• What is expected
Every entry must be copied word for word.

Stored entries
= Beginning of Section =

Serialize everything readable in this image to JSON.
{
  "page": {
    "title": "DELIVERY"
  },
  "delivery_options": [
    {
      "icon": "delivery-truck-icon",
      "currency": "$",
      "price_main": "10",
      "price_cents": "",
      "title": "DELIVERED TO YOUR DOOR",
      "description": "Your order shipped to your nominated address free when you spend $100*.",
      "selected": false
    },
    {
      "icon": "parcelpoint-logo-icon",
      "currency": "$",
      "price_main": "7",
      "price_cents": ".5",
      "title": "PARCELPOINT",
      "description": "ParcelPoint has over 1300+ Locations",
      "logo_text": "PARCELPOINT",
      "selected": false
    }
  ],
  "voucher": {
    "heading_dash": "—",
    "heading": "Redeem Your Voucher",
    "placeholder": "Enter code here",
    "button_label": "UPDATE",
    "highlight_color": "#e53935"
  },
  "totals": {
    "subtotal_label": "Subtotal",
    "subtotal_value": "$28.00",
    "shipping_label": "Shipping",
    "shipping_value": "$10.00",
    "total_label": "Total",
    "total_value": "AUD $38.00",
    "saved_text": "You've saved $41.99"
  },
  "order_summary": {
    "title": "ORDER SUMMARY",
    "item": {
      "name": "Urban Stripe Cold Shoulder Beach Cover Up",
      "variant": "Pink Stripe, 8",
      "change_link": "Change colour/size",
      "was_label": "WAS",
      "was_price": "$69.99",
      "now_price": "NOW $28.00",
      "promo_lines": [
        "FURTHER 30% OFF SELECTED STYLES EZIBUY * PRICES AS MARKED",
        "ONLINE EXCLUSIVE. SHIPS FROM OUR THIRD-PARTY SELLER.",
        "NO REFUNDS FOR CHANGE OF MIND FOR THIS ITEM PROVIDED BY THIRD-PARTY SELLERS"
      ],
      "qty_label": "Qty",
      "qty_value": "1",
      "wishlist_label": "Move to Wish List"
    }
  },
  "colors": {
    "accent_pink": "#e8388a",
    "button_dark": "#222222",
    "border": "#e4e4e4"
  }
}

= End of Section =

• Solved exercise
Serialize everything readable in this image to JSON.
{
  "page": {
    "title": "DELIVERY"
  },
  "delivery_options": [
    {
      "icon": "delivery-truck-icon",
      "currency": "$",
      "price_main": "10",
      "price_cents": "",
      "title": "DELIVERED TO YOUR DOOR",
      "description": "Your order shipped to your nominated address free when you spend $100*.",
      "selected": false
    },
    {
      "icon": "parcelpoint-logo-icon",
      "currency": "$",
      "price_main": "7",
      "price_cents": ".5",
      "title": "PARCELPOINT",
      "description": "ParcelPoint has over 1300+ Locations",
      "logo_text": "PARCELPOINT",
      "selected": false
    }
  ],
  "voucher": {
    "heading_dash": "—",
    "heading": "Redeem Your Voucher",
    "placeholder": "Enter code here",
    "button_label": "UPDATE",
    "highlight_color": "#e53935"
  },
  "totals": {
    "subtotal_label": "Subtotal",
    "subtotal_value": "$28.00",
    "shipping_label": "Shipping",
    "shipping_value": "$10.00",
    "total_label": "Total",
    "total_value": "AUD $38.00",
    "saved_text": "You've saved $41.99"
  },
  "order_summary": {
    "title": "ORDER SUMMARY",
    "item": {
      "name": "Urban Stripe Cold Shoulder Beach Cover Up",
      "variant": "Pink Stripe, 8",
      "change_link": "Change colour/size",
      "was_label": "WAS",
      "was_price": "$69.99",
      "now_price": "NOW $28.00",
      "promo_lines": [
        "FURTHER 30% OFF SELECTED STYLES EZIBUY * PRICES AS MARKED",
        "ONLINE EXCLUSIVE. SHIPS FROM OUR THIRD-PARTY SELLER.",
        "NO REFUNDS FOR CHANGE OF MIND FOR THIS ITEM PROVIDED BY THIRD-PARTY SELLERS"
      ],
      "qty_label": "Qty",
      "qty_value": "1",
      "wishlist_label": "Move to Wish List"
    }
  },
  "colors": {
    "accent_pink": "#e8388a",
    "button_dark": "#222222",
    "border": "#e4e4e4"
  }
}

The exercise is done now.